━━ DATA FOR THE TASK ━━

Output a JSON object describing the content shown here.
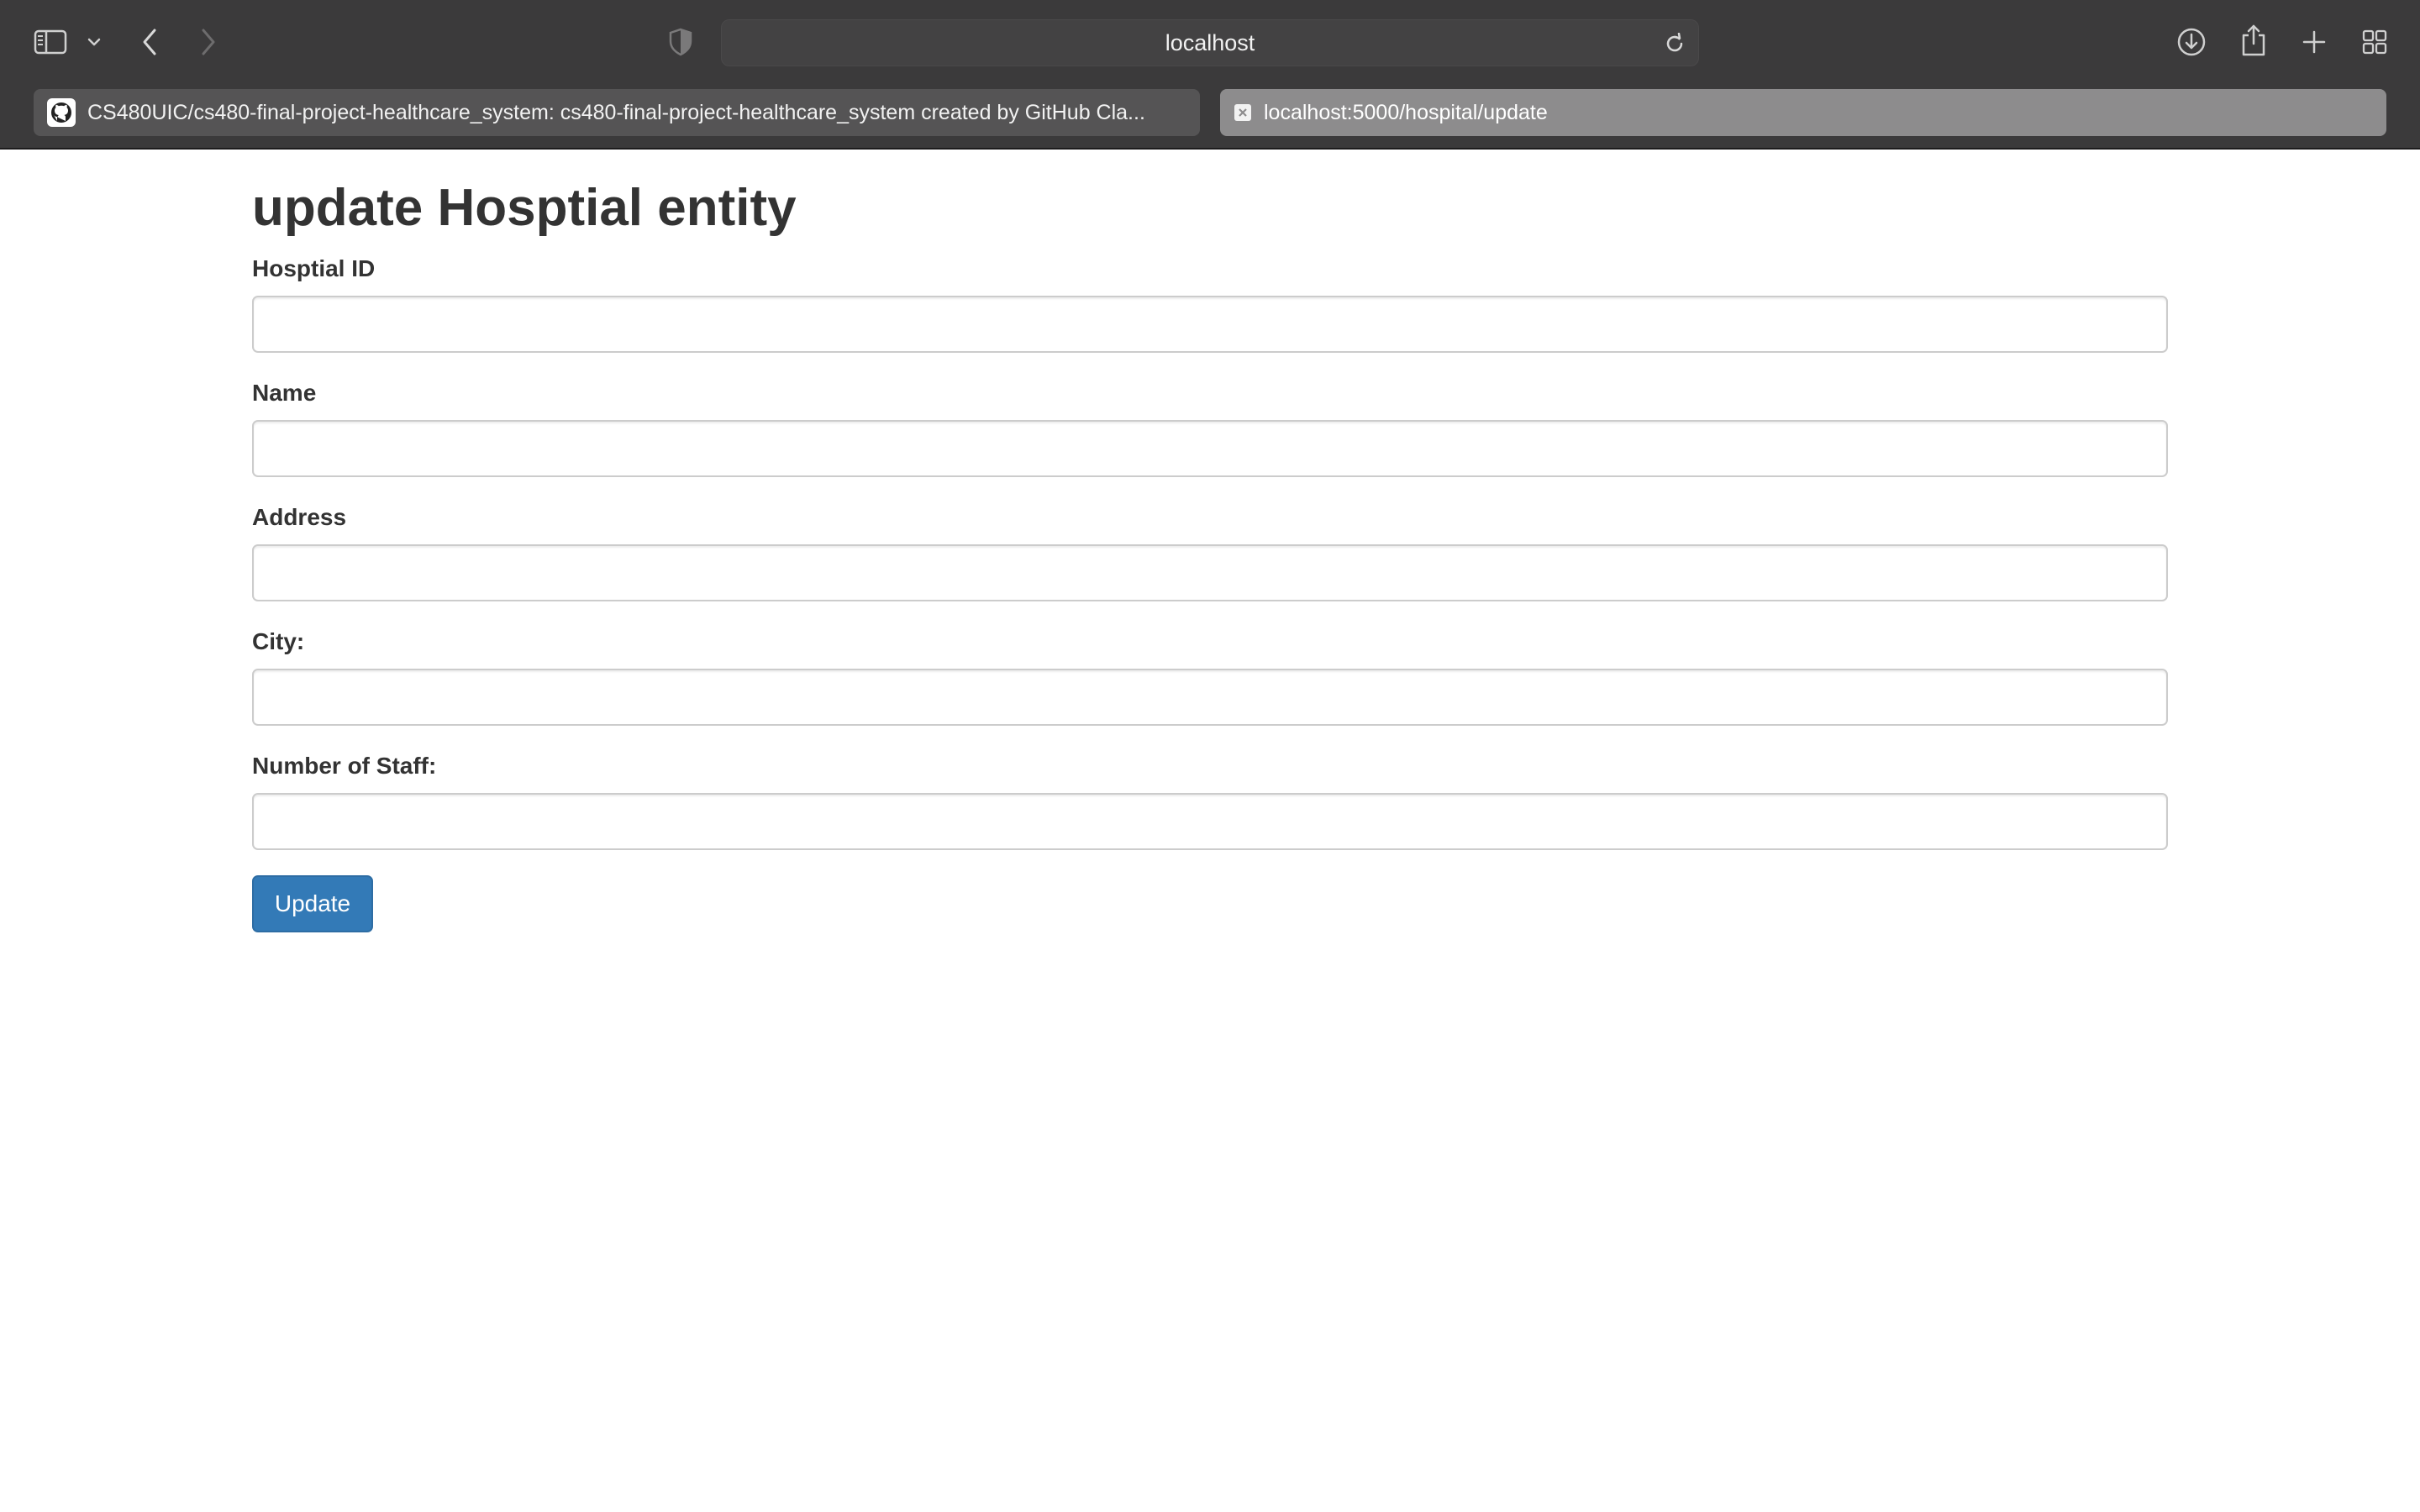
{
  "browser": {
    "address_text": "localhost",
    "icons": {
      "sidebar": "sidebar-icon",
      "sidebar_menu": "chevron-down-icon",
      "back": "back-arrow-icon",
      "forward": "forward-arrow-icon",
      "privacy": "shield-icon",
      "reload": "reload-icon",
      "downloads": "download-icon",
      "share": "share-icon",
      "new_tab": "plus-icon",
      "tab_overview": "grid-icon"
    },
    "tabs": [
      {
        "title": "CS480UIC/cs480-final-project-healthcare_system: cs480-final-project-healthcare_system created by GitHub Cla...",
        "icon": "github-icon",
        "active": false
      },
      {
        "title": "localhost:5000/hospital/update",
        "icon": "blank-page-icon",
        "active": true
      }
    ]
  },
  "form": {
    "heading": "update Hosptial entity",
    "fields": [
      {
        "label": "Hosptial ID",
        "value": "",
        "placeholder": ""
      },
      {
        "label": "Name",
        "value": "",
        "placeholder": ""
      },
      {
        "label": "Address",
        "value": "",
        "placeholder": ""
      },
      {
        "label": "City:",
        "value": "",
        "placeholder": ""
      },
      {
        "label": "Number of Staff:",
        "value": "",
        "placeholder": ""
      }
    ],
    "submit_label": "Update"
  },
  "colors": {
    "chrome_background": "#3b3a3b",
    "active_tab": "#8d8c8d",
    "inactive_tab": "#555455",
    "primary_button": "#337ab7",
    "text": "#333333",
    "input_border": "#cccccc"
  }
}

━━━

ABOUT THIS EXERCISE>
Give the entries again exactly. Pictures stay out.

SOLUTION TO THE EXERCISE>
Output a JSON object describing the content shown here.
{
  "browser": {
    "address_text": "localhost",
    "icons": {
      "sidebar": "sidebar-icon",
      "sidebar_menu": "chevron-down-icon",
      "back": "back-arrow-icon",
      "forward": "forward-arrow-icon",
      "privacy": "shield-icon",
      "reload": "reload-icon",
      "downloads": "download-icon",
      "share": "share-icon",
      "new_tab": "plus-icon",
      "tab_overview": "grid-icon"
    },
    "tabs": [
      {
        "title": "CS480UIC/cs480-final-project-healthcare_system: cs480-final-project-healthcare_system created by GitHub Cla...",
        "icon": "github-icon",
        "active": false
      },
      {
        "title": "localhost:5000/hospital/update",
        "icon": "blank-page-icon",
        "active": true
      }
    ]
  },
  "form": {
    "heading": "update Hosptial entity",
    "fields": [
      {
        "label": "Hosptial ID",
        "value": "",
        "placeholder": ""
      },
      {
        "label": "Name",
        "value": "",
        "placeholder": ""
      },
      {
        "label": "Address",
        "value": "",
        "placeholder": ""
      },
      {
        "label": "City:",
        "value": "",
        "placeholder": ""
      },
      {
        "label": "Number of Staff:",
        "value": "",
        "placeholder": ""
      }
    ],
    "submit_label": "Update"
  },
  "colors": {
    "chrome_background": "#3b3a3b",
    "active_tab": "#8d8c8d",
    "inactive_tab": "#555455",
    "primary_button": "#337ab7",
    "text": "#333333",
    "input_border": "#cccccc"
  }
}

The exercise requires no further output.